Membership First has taken a more grassroots approach by staging daily protests, sending mass emails and writing blogs.
Both sides are circulating online videos featuring A-list and working actors touting their party’s line. Ironically, viral videos have become the chief weapon in a war over pay and residuals for content on the Internet.
In SAG’s corner, Hanks, Kate Walsh, Bruce Davison, J.K. Simmons, Corbin Bernsen, and dozens of rank-and-file Hollywood actors have appeared in “vote yes” videos. Their consensus is that the contract isn’t perfect, but as Hanks points out, “no contract ever is.”
But the two-year contract’s three percent wage increase and .5 percent increase in pension and health contributions will help assuage some financial burdens brought on by the ruined economy and runaway production.

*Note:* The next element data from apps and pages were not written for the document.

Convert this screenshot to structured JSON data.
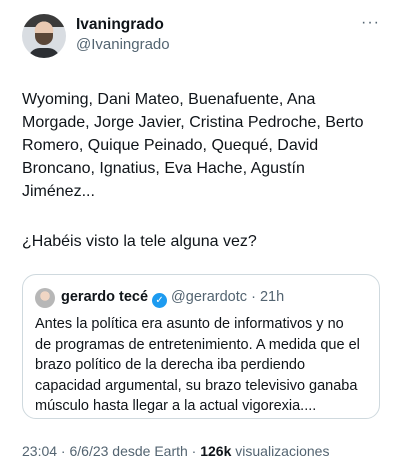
{
  "author": {
    "display_name": "Ivaningrado",
    "handle": "@Ivaningrado"
  },
  "tweet": {
    "text_lines": "Wyoming, Dani Mateo, Buenafuente, Ana\nMorgade, Jorge Javier, Cristina Pedroche, Berto\nRomero, Quique Peinado, Quequé, David\nBroncano, Ignatius, Eva Hache, Agustín\nJiménez...",
    "question": "¿Habéis visto la tele alguna vez?"
  },
  "quoted_tweet": {
    "name": "gerardo tecé",
    "handle": "@gerardotc",
    "separator": "·",
    "time": "21h",
    "text": "Antes la política era asunto de informativos y no\nde programas de entretenimiento. A medida que el\nbrazo político de la derecha iba perdiendo\ncapacidad argumental, su brazo televisivo ganaba\nmúsculo hasta llegar a la actual vigorexia...."
  },
  "meta": {
    "time_date": "23:04 · 6/6/23 desde Earth ·",
    "views_count": "126k",
    "views_label": "visualizaciones"
  },
  "icons": {
    "more": "more-icon",
    "verified": "verified-icon",
    "verified_color": "#1d9bf0"
  }
}
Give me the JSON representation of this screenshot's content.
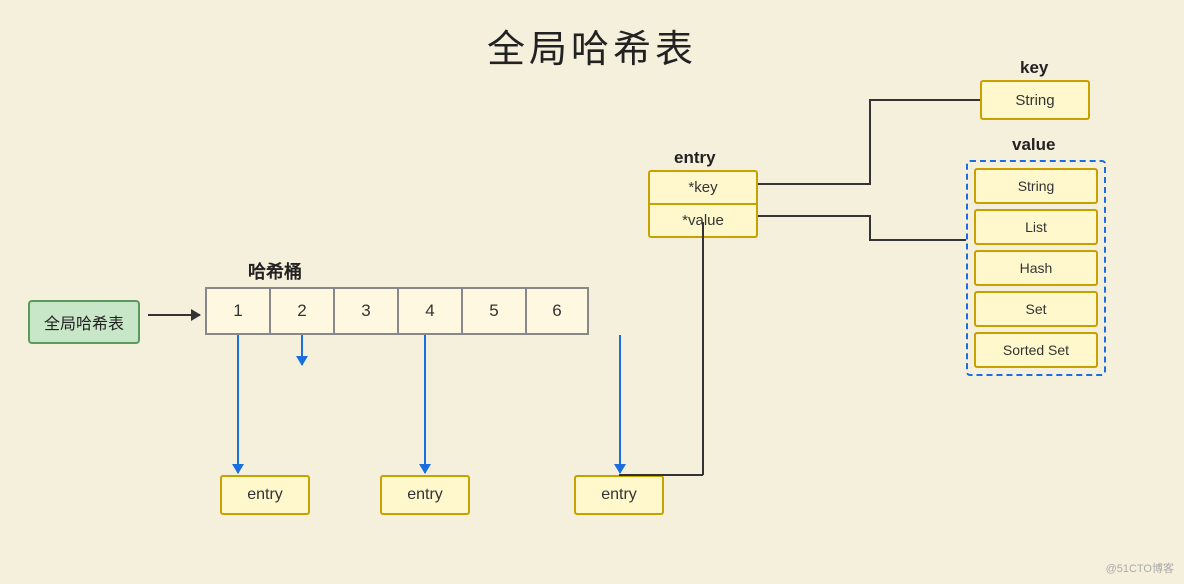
{
  "title": "全局哈希表",
  "global_ht_label": "全局哈希表",
  "bucket_label": "哈希桶",
  "buckets": [
    "1",
    "2",
    "3",
    "4",
    "5",
    "6"
  ],
  "entry_detail_label": "entry",
  "entry_detail_rows": [
    "*key",
    "*value"
  ],
  "entry_bottom": [
    "entry",
    "entry",
    "entry"
  ],
  "key_label": "key",
  "key_type": "String",
  "value_label": "value",
  "value_types": [
    "String",
    "List",
    "Hash",
    "Set",
    "Sorted Set"
  ],
  "watermark": "@51CTO博客"
}
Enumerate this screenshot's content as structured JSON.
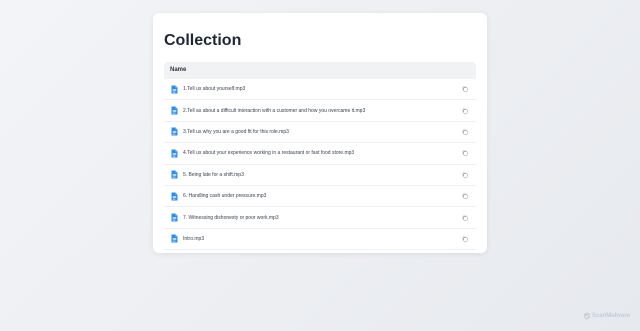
{
  "page": {
    "title": "Collection"
  },
  "table": {
    "header": "Name",
    "rows": [
      {
        "name": "1.Tell us about yourself.mp3"
      },
      {
        "name": "2.Tell as about a difficult interaction with a customer and how you overcame it.mp3"
      },
      {
        "name": "3.Tell us why you are a good fit for this role.mp3"
      },
      {
        "name": "4.Tell us about your experience working in a restaurant or fast food store.mp3"
      },
      {
        "name": "5. Being late for a shift.mp3"
      },
      {
        "name": "6. Handling cash under pressure.mp3"
      },
      {
        "name": "7. Witnessing dishonesty or poor work.mp3"
      },
      {
        "name": "Intro.mp3"
      }
    ]
  },
  "icons": {
    "file": "file-icon",
    "copy": "copy-icon",
    "brand": "shield-logo"
  },
  "colors": {
    "file_icon": "#2f8de4",
    "title": "#1f2733",
    "header_bg": "#f1f2f4"
  },
  "brand": {
    "name": "ScanMalware"
  }
}
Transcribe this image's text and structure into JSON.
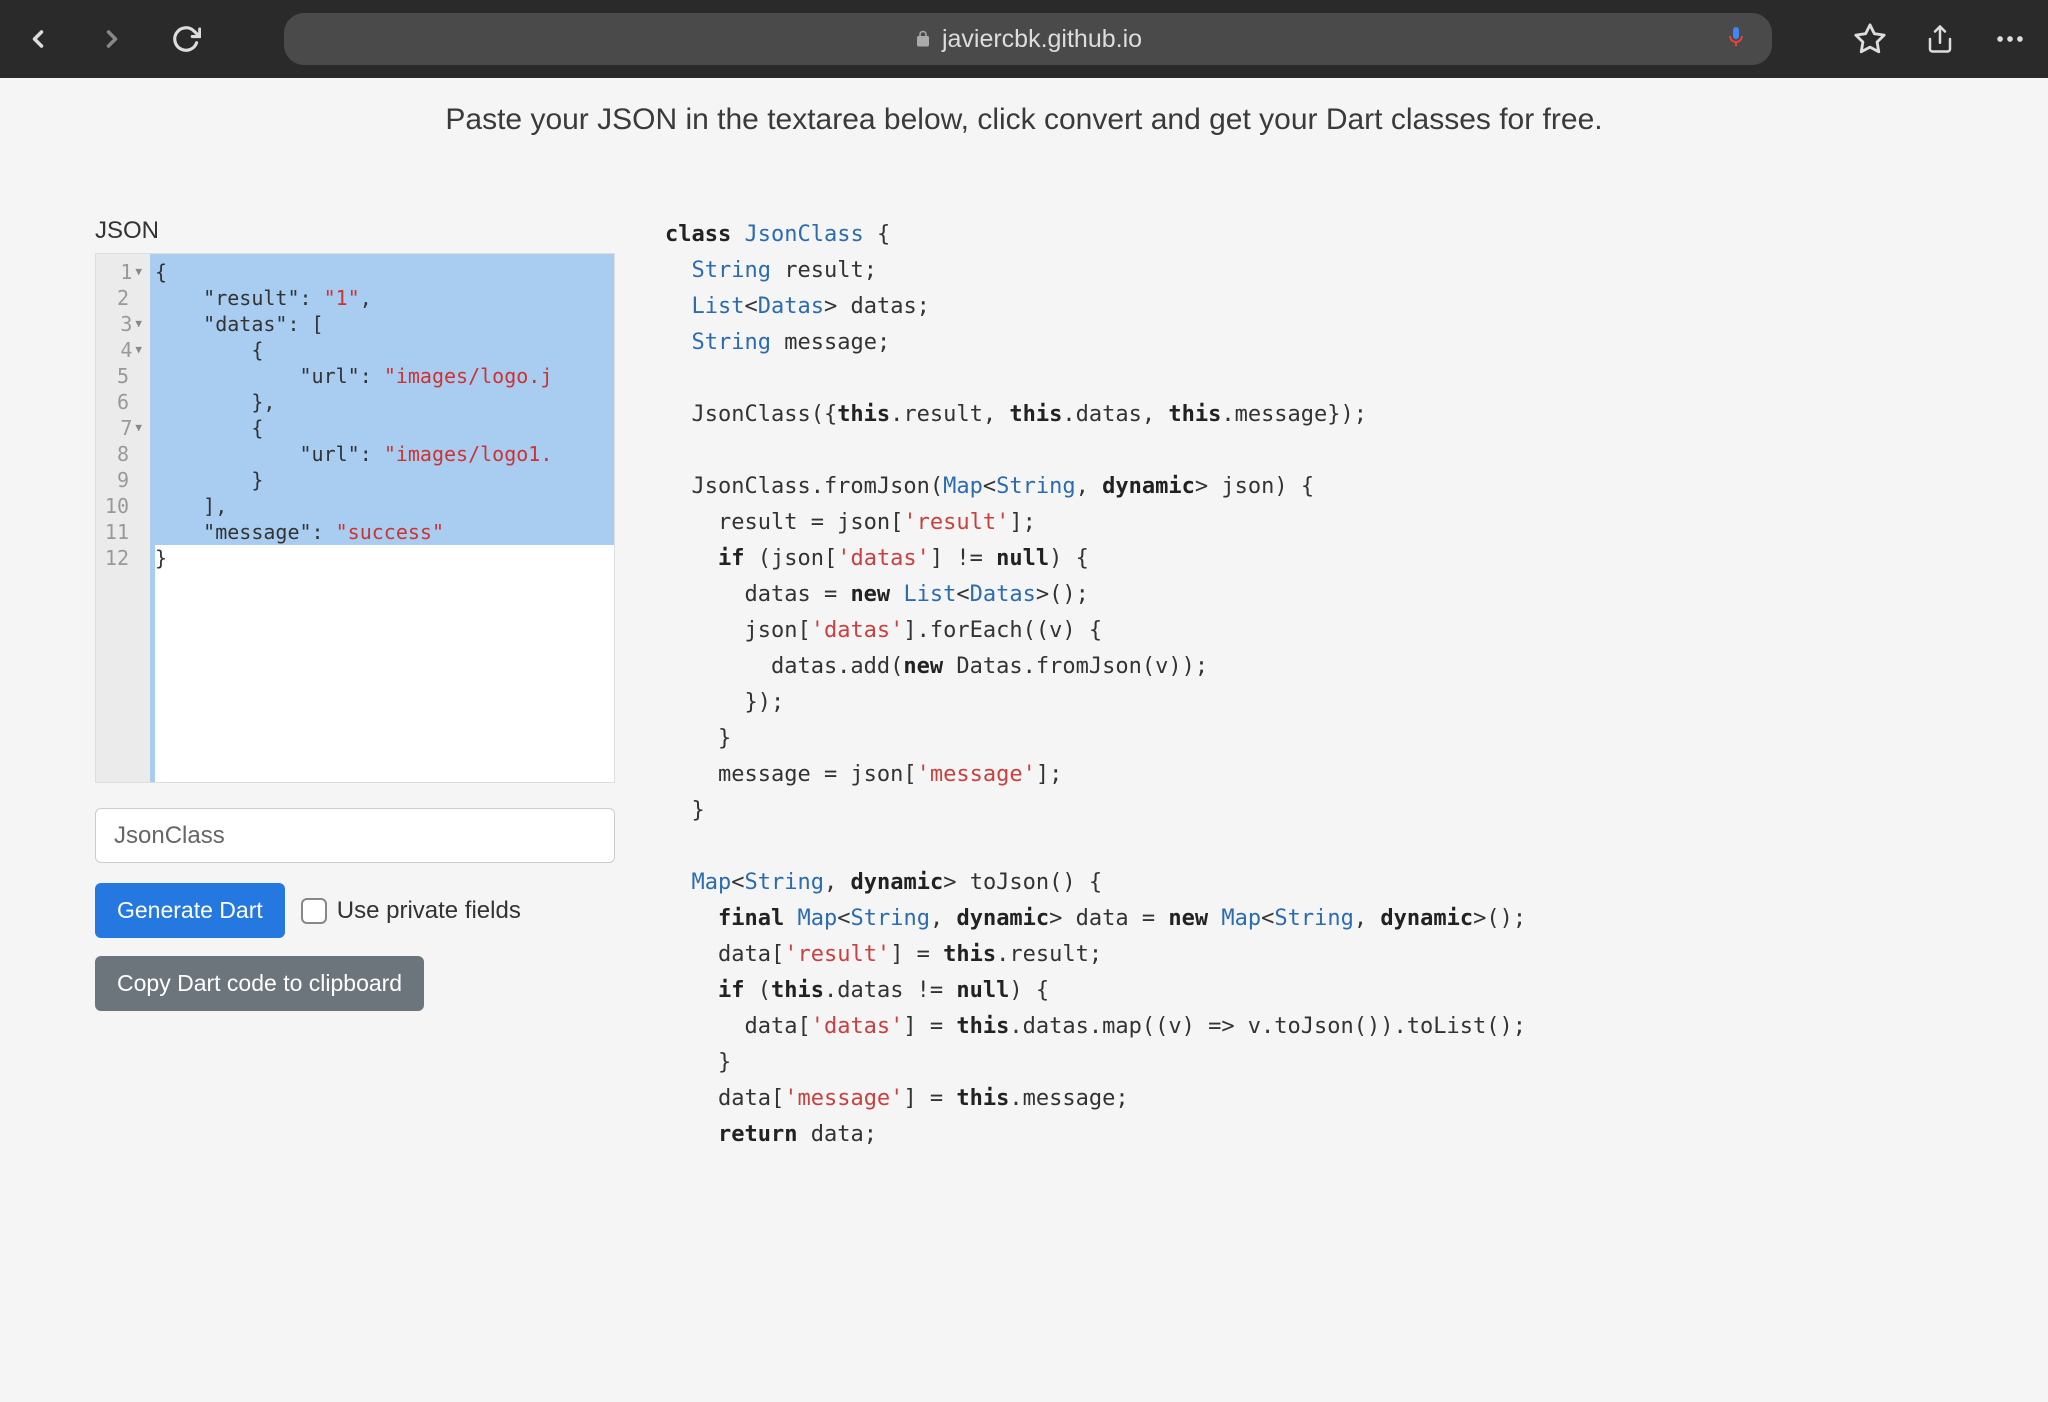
{
  "browser": {
    "url": "javiercbk.github.io"
  },
  "page": {
    "headline": "Paste your JSON in the textarea below, click convert and get your Dart classes for free."
  },
  "left": {
    "section_label": "JSON",
    "line_numbers": [
      "1",
      "2",
      "3",
      "4",
      "5",
      "6",
      "7",
      "8",
      "9",
      "10",
      "11",
      "12"
    ],
    "fold_lines": [
      0,
      2,
      3,
      6
    ],
    "json_lines": [
      [
        {
          "c": "tok-brace",
          "t": "{"
        }
      ],
      [
        {
          "c": "",
          "t": "    "
        },
        {
          "c": "tok-key",
          "t": "\"result\""
        },
        {
          "c": "tok-punct",
          "t": ": "
        },
        {
          "c": "tok-str",
          "t": "\"1\""
        },
        {
          "c": "tok-punct",
          "t": ","
        }
      ],
      [
        {
          "c": "",
          "t": "    "
        },
        {
          "c": "tok-key",
          "t": "\"datas\""
        },
        {
          "c": "tok-punct",
          "t": ": ["
        }
      ],
      [
        {
          "c": "",
          "t": "        "
        },
        {
          "c": "tok-brace",
          "t": "{"
        }
      ],
      [
        {
          "c": "",
          "t": "            "
        },
        {
          "c": "tok-key",
          "t": "\"url\""
        },
        {
          "c": "tok-punct",
          "t": ": "
        },
        {
          "c": "tok-str",
          "t": "\"images/logo.j"
        }
      ],
      [
        {
          "c": "",
          "t": "        "
        },
        {
          "c": "tok-brace",
          "t": "}"
        },
        {
          "c": "tok-punct",
          "t": ","
        }
      ],
      [
        {
          "c": "",
          "t": "        "
        },
        {
          "c": "tok-brace",
          "t": "{"
        }
      ],
      [
        {
          "c": "",
          "t": "            "
        },
        {
          "c": "tok-key",
          "t": "\"url\""
        },
        {
          "c": "tok-punct",
          "t": ": "
        },
        {
          "c": "tok-str",
          "t": "\"images/logo1."
        }
      ],
      [
        {
          "c": "",
          "t": "        "
        },
        {
          "c": "tok-brace",
          "t": "}"
        }
      ],
      [
        {
          "c": "",
          "t": "    "
        },
        {
          "c": "tok-punct",
          "t": "],"
        }
      ],
      [
        {
          "c": "",
          "t": "    "
        },
        {
          "c": "tok-key",
          "t": "\"message\""
        },
        {
          "c": "tok-punct",
          "t": ": "
        },
        {
          "c": "tok-str",
          "t": "\"success\""
        }
      ],
      [
        {
          "c": "tok-brace",
          "t": "}"
        }
      ]
    ],
    "class_name_value": "JsonClass",
    "generate_label": "Generate Dart",
    "private_fields_label": "Use private fields",
    "copy_label": "Copy Dart code to clipboard"
  },
  "right": {
    "dart_lines": [
      [
        {
          "c": "kw",
          "t": "class"
        },
        {
          "c": "",
          "t": " "
        },
        {
          "c": "type",
          "t": "JsonClass"
        },
        {
          "c": "",
          "t": " {"
        }
      ],
      [
        {
          "c": "",
          "t": "  "
        },
        {
          "c": "type",
          "t": "String"
        },
        {
          "c": "",
          "t": " result;"
        }
      ],
      [
        {
          "c": "",
          "t": "  "
        },
        {
          "c": "type",
          "t": "List"
        },
        {
          "c": "",
          "t": "<"
        },
        {
          "c": "type",
          "t": "Datas"
        },
        {
          "c": "",
          "t": "> datas;"
        }
      ],
      [
        {
          "c": "",
          "t": "  "
        },
        {
          "c": "type",
          "t": "String"
        },
        {
          "c": "",
          "t": " message;"
        }
      ],
      [
        {
          "c": "",
          "t": ""
        }
      ],
      [
        {
          "c": "",
          "t": "  JsonClass({"
        },
        {
          "c": "kw",
          "t": "this"
        },
        {
          "c": "",
          "t": ".result, "
        },
        {
          "c": "kw",
          "t": "this"
        },
        {
          "c": "",
          "t": ".datas, "
        },
        {
          "c": "kw",
          "t": "this"
        },
        {
          "c": "",
          "t": ".message});"
        }
      ],
      [
        {
          "c": "",
          "t": ""
        }
      ],
      [
        {
          "c": "",
          "t": "  JsonClass.fromJson("
        },
        {
          "c": "type",
          "t": "Map"
        },
        {
          "c": "",
          "t": "<"
        },
        {
          "c": "type",
          "t": "String"
        },
        {
          "c": "",
          "t": ", "
        },
        {
          "c": "kw",
          "t": "dynamic"
        },
        {
          "c": "",
          "t": "> json) {"
        }
      ],
      [
        {
          "c": "",
          "t": "    result = json["
        },
        {
          "c": "str",
          "t": "'result'"
        },
        {
          "c": "",
          "t": "];"
        }
      ],
      [
        {
          "c": "",
          "t": "    "
        },
        {
          "c": "kw",
          "t": "if"
        },
        {
          "c": "",
          "t": " (json["
        },
        {
          "c": "str",
          "t": "'datas'"
        },
        {
          "c": "",
          "t": "] != "
        },
        {
          "c": "kw",
          "t": "null"
        },
        {
          "c": "",
          "t": ") {"
        }
      ],
      [
        {
          "c": "",
          "t": "      datas = "
        },
        {
          "c": "kw",
          "t": "new"
        },
        {
          "c": "",
          "t": " "
        },
        {
          "c": "type",
          "t": "List"
        },
        {
          "c": "",
          "t": "<"
        },
        {
          "c": "type",
          "t": "Datas"
        },
        {
          "c": "",
          "t": ">();"
        }
      ],
      [
        {
          "c": "",
          "t": "      json["
        },
        {
          "c": "str",
          "t": "'datas'"
        },
        {
          "c": "",
          "t": "].forEach((v) {"
        }
      ],
      [
        {
          "c": "",
          "t": "        datas.add("
        },
        {
          "c": "kw",
          "t": "new"
        },
        {
          "c": "",
          "t": " Datas.fromJson(v));"
        }
      ],
      [
        {
          "c": "",
          "t": "      });"
        }
      ],
      [
        {
          "c": "",
          "t": "    }"
        }
      ],
      [
        {
          "c": "",
          "t": "    message = json["
        },
        {
          "c": "str",
          "t": "'message'"
        },
        {
          "c": "",
          "t": "];"
        }
      ],
      [
        {
          "c": "",
          "t": "  }"
        }
      ],
      [
        {
          "c": "",
          "t": ""
        }
      ],
      [
        {
          "c": "",
          "t": "  "
        },
        {
          "c": "type",
          "t": "Map"
        },
        {
          "c": "",
          "t": "<"
        },
        {
          "c": "type",
          "t": "String"
        },
        {
          "c": "",
          "t": ", "
        },
        {
          "c": "kw",
          "t": "dynamic"
        },
        {
          "c": "",
          "t": "> toJson() {"
        }
      ],
      [
        {
          "c": "",
          "t": "    "
        },
        {
          "c": "kw",
          "t": "final"
        },
        {
          "c": "",
          "t": " "
        },
        {
          "c": "type",
          "t": "Map"
        },
        {
          "c": "",
          "t": "<"
        },
        {
          "c": "type",
          "t": "String"
        },
        {
          "c": "",
          "t": ", "
        },
        {
          "c": "kw",
          "t": "dynamic"
        },
        {
          "c": "",
          "t": "> data = "
        },
        {
          "c": "kw",
          "t": "new"
        },
        {
          "c": "",
          "t": " "
        },
        {
          "c": "type",
          "t": "Map"
        },
        {
          "c": "",
          "t": "<"
        },
        {
          "c": "type",
          "t": "String"
        },
        {
          "c": "",
          "t": ", "
        },
        {
          "c": "kw",
          "t": "dynamic"
        },
        {
          "c": "",
          "t": ">();"
        }
      ],
      [
        {
          "c": "",
          "t": "    data["
        },
        {
          "c": "str",
          "t": "'result'"
        },
        {
          "c": "",
          "t": "] = "
        },
        {
          "c": "kw",
          "t": "this"
        },
        {
          "c": "",
          "t": ".result;"
        }
      ],
      [
        {
          "c": "",
          "t": "    "
        },
        {
          "c": "kw",
          "t": "if"
        },
        {
          "c": "",
          "t": " ("
        },
        {
          "c": "kw",
          "t": "this"
        },
        {
          "c": "",
          "t": ".datas != "
        },
        {
          "c": "kw",
          "t": "null"
        },
        {
          "c": "",
          "t": ") {"
        }
      ],
      [
        {
          "c": "",
          "t": "      data["
        },
        {
          "c": "str",
          "t": "'datas'"
        },
        {
          "c": "",
          "t": "] = "
        },
        {
          "c": "kw",
          "t": "this"
        },
        {
          "c": "",
          "t": ".datas.map((v) => v.toJson()).toList();"
        }
      ],
      [
        {
          "c": "",
          "t": "    }"
        }
      ],
      [
        {
          "c": "",
          "t": "    data["
        },
        {
          "c": "str",
          "t": "'message'"
        },
        {
          "c": "",
          "t": "] = "
        },
        {
          "c": "kw",
          "t": "this"
        },
        {
          "c": "",
          "t": ".message;"
        }
      ],
      [
        {
          "c": "",
          "t": "    "
        },
        {
          "c": "kw",
          "t": "return"
        },
        {
          "c": "",
          "t": " data;"
        }
      ]
    ]
  }
}
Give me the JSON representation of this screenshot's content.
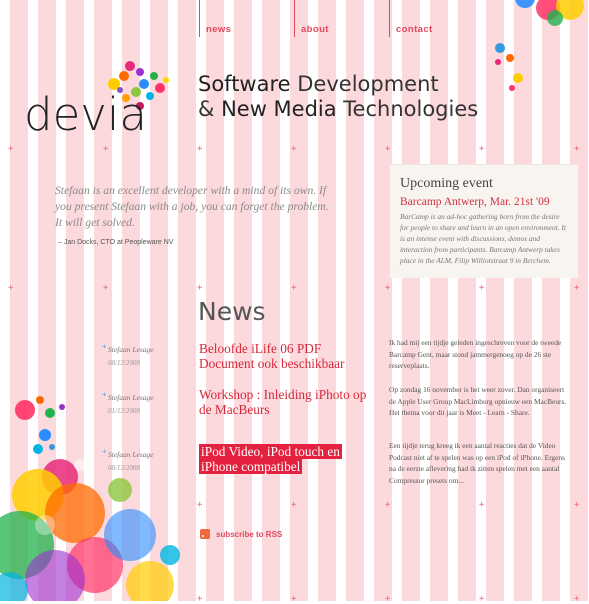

As for new-media, the moderates contend the contract’s residuals give the guild a toehold in the medium that will be entertainment’s future, but studios are still making their big money on TV and in films.
For example, Hulu’s 2008 gross revenue in the U.S. was $70 million, which is only $4 million more than “The Dark Knight” made on its opening day and roughly equal to the cost of 23 Super Bowl commercials.
Freed said the new-media residuals are approximately the same as the residuals SAG actors receive for DVDs.
In Membership First’s videos, Ed Harris, Martin Sheen, Rob Schneider, Elliott Gould, Charles Shaughnessy, Nichelle Nichols, Nancy Sinatra and others calling the contract “an attempt to destroy the union,” “the worst contract in 50 years” and a “death sentence.”
Rosenberg has not appeared in any of the videos, and Anne-Marie Johnson, Membership First’s spokesperson and SAG 1st vice president, is also noticeably absent. Contractual obligations might prevent Rosenberg from appearing in the videos, and Johnson might be focusing on her run for a seat on AFTRA’s board.
The radicals argue that the contract endorses non-union work because it does not cover all made-for-Internet content, but only those that employ union workers and/or are budgeted over $15,000 per minute or $300,000 total.
They also argue that movies and shows made before 1974 will not receive residuals for Internet streaming and includes no provisions for product placement. They also caution that the guild will be stuck with this contract’s new residuals for a long time. The guild has yet to improve the paltry DVD residuals that were first contracted in the 1980s.
If SAG members vote down the contract, the guild’s leaders will be forced to ask the AMPTP to re-negotiate their “last, best and final offer.” If the studios refuse, SAG’s board would likely seek strike authorization from its members and possibly walk out.
But does Membership First have a chance of defeating the contract given the economic crisis and nationwide drought of film productions?
Stephen Diamond, an associate professor of labor law at the Santa Clara University School of Law and a former candidate to be SAG’s executive director, said actors will most likely approve the contract.
“There is little doubt that the momentum is strongly in favor of ratification,” Diamond wrote on his blog, King Harvest. “If the membership votes ‘no,’ then they are back to square one: no contract, no strategy and a leadership that wanted to cut a deal … If they vote ‘yes,’ they get, finally, the modest gains made by the WGA and AFTRA in their deals including the first unionized presence in new media content.”
“There’s a chance it won’t, but I think ratification is going to happen,” Jonathan Handel, entertainment attorney and digital-media blogger, told TheWrap. “Membership First will drive the ratification percentage down into the 60s. They make some good points about gaps in coverage.”
“But negotiations are about getting the best contract achievable, not the best imaginable,” Handel added.
To read the complete TV/Theatrical contract – including Membership First’s minority report — click here.